*** Opening Excerpted data ***
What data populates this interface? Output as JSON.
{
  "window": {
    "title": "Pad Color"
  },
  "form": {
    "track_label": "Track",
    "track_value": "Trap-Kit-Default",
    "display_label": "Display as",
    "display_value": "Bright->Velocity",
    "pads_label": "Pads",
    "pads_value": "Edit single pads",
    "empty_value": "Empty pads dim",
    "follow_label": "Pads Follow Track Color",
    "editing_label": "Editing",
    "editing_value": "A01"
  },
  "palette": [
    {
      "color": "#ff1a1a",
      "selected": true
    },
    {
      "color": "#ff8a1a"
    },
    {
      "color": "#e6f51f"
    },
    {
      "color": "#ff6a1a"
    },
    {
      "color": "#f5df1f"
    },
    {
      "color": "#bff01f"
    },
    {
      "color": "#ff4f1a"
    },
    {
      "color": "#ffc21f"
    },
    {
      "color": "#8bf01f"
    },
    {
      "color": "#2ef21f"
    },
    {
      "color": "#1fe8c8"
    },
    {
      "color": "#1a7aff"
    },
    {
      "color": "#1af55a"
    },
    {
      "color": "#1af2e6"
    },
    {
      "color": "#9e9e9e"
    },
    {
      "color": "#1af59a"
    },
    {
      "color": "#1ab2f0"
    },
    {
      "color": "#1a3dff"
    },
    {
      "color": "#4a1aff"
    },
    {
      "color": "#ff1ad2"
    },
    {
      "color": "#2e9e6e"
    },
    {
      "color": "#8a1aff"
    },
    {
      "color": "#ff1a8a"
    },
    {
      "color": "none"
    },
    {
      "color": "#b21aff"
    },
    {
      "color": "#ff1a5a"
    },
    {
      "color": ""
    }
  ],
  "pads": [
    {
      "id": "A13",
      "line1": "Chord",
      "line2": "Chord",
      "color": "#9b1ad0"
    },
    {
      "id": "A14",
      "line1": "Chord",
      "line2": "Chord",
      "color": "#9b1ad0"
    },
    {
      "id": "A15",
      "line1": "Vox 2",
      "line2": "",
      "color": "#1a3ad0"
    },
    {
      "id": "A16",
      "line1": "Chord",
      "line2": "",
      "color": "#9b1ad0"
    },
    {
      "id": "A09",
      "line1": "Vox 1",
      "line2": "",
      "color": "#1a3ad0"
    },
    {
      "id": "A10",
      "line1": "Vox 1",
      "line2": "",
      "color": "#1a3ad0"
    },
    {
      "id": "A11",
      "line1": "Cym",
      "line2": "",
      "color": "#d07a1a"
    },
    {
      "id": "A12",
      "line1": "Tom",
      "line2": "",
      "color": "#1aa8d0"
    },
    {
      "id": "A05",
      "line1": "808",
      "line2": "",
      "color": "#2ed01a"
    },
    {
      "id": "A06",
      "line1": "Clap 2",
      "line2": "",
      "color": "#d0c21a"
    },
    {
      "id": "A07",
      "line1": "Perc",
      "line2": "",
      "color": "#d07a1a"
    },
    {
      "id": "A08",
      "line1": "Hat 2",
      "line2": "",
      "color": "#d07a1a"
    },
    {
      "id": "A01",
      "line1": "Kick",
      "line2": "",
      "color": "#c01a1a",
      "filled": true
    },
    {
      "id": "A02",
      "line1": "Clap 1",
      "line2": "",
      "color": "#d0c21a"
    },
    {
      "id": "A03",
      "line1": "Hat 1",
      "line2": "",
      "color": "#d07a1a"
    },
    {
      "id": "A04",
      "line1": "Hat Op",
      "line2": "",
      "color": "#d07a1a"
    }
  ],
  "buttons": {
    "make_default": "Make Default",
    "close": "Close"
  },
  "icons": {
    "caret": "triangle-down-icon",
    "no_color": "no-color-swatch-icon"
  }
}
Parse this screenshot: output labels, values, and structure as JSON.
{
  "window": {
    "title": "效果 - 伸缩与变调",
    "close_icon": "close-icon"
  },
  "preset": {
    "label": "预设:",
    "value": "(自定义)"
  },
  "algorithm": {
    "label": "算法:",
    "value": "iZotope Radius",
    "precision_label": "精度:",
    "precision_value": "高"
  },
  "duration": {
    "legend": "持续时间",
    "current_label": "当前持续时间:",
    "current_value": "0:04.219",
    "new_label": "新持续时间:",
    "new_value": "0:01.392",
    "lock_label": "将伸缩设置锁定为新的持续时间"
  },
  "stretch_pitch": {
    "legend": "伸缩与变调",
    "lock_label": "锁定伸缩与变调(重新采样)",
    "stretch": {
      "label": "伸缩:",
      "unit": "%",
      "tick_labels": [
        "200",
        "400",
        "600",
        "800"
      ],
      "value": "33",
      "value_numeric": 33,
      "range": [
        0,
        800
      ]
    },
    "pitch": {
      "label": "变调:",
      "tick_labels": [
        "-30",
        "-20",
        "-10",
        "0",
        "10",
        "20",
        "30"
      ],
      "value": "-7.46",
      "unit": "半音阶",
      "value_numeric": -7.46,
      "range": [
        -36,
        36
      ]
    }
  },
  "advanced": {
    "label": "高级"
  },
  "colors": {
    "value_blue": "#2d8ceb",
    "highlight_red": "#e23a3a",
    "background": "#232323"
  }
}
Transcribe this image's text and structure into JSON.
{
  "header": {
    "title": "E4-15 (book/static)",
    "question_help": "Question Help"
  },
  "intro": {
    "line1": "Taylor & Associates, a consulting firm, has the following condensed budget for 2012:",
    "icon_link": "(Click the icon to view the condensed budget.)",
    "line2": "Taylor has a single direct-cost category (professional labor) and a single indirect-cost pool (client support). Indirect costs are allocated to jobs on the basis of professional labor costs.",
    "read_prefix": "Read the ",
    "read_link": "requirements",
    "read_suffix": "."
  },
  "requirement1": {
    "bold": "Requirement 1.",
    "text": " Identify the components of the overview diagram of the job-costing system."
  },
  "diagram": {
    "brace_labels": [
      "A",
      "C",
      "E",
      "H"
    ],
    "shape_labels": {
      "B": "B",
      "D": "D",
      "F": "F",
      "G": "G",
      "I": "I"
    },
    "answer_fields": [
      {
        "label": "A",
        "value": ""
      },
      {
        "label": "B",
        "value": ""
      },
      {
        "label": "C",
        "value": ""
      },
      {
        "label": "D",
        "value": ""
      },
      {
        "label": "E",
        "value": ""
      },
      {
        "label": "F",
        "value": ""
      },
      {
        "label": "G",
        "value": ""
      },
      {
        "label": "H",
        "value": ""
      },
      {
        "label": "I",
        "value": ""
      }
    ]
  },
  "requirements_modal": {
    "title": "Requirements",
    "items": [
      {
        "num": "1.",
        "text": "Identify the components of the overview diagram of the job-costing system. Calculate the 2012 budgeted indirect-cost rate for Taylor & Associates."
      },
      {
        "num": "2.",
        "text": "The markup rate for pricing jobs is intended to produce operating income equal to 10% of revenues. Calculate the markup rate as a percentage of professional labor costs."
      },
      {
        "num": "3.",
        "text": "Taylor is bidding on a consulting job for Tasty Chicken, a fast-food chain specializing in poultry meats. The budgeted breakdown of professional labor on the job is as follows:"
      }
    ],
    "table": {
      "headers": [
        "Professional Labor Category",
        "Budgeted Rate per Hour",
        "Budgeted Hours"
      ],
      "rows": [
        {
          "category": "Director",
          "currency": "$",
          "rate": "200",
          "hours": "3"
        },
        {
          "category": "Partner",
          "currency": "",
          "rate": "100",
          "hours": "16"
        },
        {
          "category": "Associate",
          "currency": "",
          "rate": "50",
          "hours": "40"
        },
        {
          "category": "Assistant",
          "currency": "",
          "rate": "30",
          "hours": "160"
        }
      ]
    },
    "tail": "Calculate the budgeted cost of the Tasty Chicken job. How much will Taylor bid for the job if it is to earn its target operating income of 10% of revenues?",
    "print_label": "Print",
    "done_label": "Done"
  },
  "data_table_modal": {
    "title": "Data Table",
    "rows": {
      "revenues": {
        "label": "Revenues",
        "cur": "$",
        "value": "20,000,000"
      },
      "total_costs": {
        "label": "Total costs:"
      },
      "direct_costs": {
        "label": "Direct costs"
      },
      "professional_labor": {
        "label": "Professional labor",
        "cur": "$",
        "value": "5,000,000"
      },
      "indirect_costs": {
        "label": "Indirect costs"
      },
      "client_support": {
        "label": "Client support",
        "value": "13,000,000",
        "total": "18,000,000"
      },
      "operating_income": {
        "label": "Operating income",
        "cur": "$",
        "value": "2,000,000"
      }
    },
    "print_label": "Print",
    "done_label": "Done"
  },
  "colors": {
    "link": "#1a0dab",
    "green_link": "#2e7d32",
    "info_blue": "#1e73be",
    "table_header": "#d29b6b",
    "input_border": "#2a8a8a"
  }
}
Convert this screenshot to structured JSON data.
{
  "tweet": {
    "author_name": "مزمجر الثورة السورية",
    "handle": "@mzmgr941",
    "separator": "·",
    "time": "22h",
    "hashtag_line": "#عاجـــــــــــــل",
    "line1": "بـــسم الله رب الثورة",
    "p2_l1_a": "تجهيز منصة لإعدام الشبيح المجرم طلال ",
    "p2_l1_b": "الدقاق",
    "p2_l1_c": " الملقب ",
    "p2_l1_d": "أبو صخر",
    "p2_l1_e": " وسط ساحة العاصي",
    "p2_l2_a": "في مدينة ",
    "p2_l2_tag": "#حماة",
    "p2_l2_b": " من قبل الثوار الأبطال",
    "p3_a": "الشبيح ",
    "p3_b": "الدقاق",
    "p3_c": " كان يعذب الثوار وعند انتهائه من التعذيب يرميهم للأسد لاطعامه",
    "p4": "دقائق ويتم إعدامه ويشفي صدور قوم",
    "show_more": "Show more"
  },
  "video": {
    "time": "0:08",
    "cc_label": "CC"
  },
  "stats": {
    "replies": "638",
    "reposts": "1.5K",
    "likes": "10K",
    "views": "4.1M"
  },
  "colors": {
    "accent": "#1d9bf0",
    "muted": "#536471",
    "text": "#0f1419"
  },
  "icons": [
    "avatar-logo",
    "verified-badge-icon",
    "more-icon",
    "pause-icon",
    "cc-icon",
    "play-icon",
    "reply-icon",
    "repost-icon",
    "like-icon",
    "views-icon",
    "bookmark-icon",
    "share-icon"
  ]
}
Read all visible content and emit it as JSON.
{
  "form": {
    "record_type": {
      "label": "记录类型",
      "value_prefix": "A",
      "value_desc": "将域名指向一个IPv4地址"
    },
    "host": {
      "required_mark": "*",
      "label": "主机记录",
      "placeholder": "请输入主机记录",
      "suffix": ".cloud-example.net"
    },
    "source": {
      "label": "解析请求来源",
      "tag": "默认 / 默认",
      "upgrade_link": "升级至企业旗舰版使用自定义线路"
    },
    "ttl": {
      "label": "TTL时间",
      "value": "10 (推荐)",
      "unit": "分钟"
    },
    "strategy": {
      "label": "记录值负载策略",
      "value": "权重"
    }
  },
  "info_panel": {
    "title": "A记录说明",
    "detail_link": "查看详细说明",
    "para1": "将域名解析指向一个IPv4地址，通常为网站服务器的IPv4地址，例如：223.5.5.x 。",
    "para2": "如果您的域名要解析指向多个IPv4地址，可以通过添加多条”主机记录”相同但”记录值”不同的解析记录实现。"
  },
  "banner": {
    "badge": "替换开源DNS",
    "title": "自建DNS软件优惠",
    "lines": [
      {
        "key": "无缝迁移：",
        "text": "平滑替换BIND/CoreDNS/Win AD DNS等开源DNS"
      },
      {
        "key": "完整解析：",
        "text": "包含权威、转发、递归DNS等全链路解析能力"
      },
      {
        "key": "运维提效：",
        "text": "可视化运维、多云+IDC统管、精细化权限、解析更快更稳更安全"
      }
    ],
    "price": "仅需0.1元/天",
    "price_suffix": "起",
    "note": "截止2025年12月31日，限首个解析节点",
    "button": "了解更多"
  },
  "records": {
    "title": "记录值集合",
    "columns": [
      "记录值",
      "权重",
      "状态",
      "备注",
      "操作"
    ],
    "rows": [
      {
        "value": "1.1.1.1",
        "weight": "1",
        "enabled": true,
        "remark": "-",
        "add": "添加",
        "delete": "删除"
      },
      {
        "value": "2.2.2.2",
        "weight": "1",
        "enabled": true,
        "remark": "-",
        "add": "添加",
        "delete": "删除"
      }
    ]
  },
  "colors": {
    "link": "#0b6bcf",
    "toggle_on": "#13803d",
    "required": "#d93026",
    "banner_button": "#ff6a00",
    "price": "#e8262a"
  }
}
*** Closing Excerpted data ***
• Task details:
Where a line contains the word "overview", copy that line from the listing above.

• Output for this exercise:
    "text": " Identify the components of the overview diagram of the job-costing system."
        "text": "Identify the components of the overview diagram of the job-costing system. Calculate the 2012 budgeted indirect-cost rate for Taylor & Associates."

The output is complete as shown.